If you mean brain connections–learning, memorizing, reading, cognitive tasks–we know the memory works by establishing new connections and pruning others. Going back to school and going about those types of interactions are the way that you establish new connections.
As for the brain fog, that sense that one is out of it and not quite fully present, there are tasks that can be practiced to help with it. Sometimes it does require medications, we talked about those a little bit during the first interview–what's available and particularly things that increase the naturally occurring neuro-stimulants, which are things in the dopamine norepinephrine system. That can be a sign of medications needing to be reviewed. Things that might be sedating and make the person foggy should also be looked at to see if anything can be eliminated. Again, as I mentioned last time, there can be pituitary and hormonal abnormalities from brain injury and those need to be reassessed. If somebody is profoundly low cortisol or low in hormones like thyroid or testosterone because the pituitary is not signaling the body correctly and what to release, those need to be revisited. If the person's not had a good medical evaluation for the cause of their brain fog, that really should be the place to start.

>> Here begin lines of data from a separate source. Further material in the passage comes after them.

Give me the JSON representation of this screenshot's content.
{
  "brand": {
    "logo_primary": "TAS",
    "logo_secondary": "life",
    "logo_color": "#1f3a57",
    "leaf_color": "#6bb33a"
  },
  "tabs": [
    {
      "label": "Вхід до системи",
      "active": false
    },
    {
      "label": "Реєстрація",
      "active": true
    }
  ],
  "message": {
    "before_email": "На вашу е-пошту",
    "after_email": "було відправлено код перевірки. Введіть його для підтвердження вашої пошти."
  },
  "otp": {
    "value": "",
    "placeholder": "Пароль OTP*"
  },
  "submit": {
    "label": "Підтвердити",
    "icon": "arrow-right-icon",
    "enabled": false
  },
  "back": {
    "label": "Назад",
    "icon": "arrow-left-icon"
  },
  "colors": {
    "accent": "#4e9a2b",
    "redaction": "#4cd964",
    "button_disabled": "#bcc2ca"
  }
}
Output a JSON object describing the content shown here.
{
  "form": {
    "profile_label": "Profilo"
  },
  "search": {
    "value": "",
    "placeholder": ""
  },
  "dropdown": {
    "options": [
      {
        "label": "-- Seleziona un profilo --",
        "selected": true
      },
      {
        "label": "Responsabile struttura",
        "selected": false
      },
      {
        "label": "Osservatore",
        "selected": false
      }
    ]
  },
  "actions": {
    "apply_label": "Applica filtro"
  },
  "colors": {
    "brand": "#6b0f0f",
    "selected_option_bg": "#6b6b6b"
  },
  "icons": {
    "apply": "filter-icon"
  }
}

As for behavioral things that this person may be able to do, it depends on the level at which they're already functioning. If they're talking about going back to school, this must be a fairly high-functioning individual. I think things that you would think are very popular right now is what is called mindfulness, but there are also other tasks that one can work on to improve attention and concentration.
There are techniques that can be taught if a person is very easily distracted: focus on a page when reading or change the computer and other devices to highlight certain areas and bring them more front and center. Also, doing simple things like using earbuds and reviewing information to strengthen those connections could be helpful. Work with a therapist to understand how you can approach written material so that you can organize it in a way that's easier. A speech therapist or again a cognitive therapist psychologist can work with an individual on these types of tasks.
Answer transcribed from the Brightway Answers interview with clinical specialist Marlene Rivera:
I think of brain fog as one of those things that you may experience when you are experiencing cognitive fatigue. This might not always happen - there might be, in some instances, where you experience brain fog and you haven't really been engaged in anything yet so it might feel like you're experiencing it on a more frequent level.
But what I recommend is to assess the pace of your current lifestyle. Doing this will help you to determine what causes your brain fog.
For example, is your sleep inadequate? Are there high levels of physical or cognitive demand that are causing your brain fog? Are you getting inadequate nutrition or hydration? Assessing those areas of your life and then discussing with your your primary care physician, then they may be able to make some recommendations or identify interventions that you can try to help your brain fog.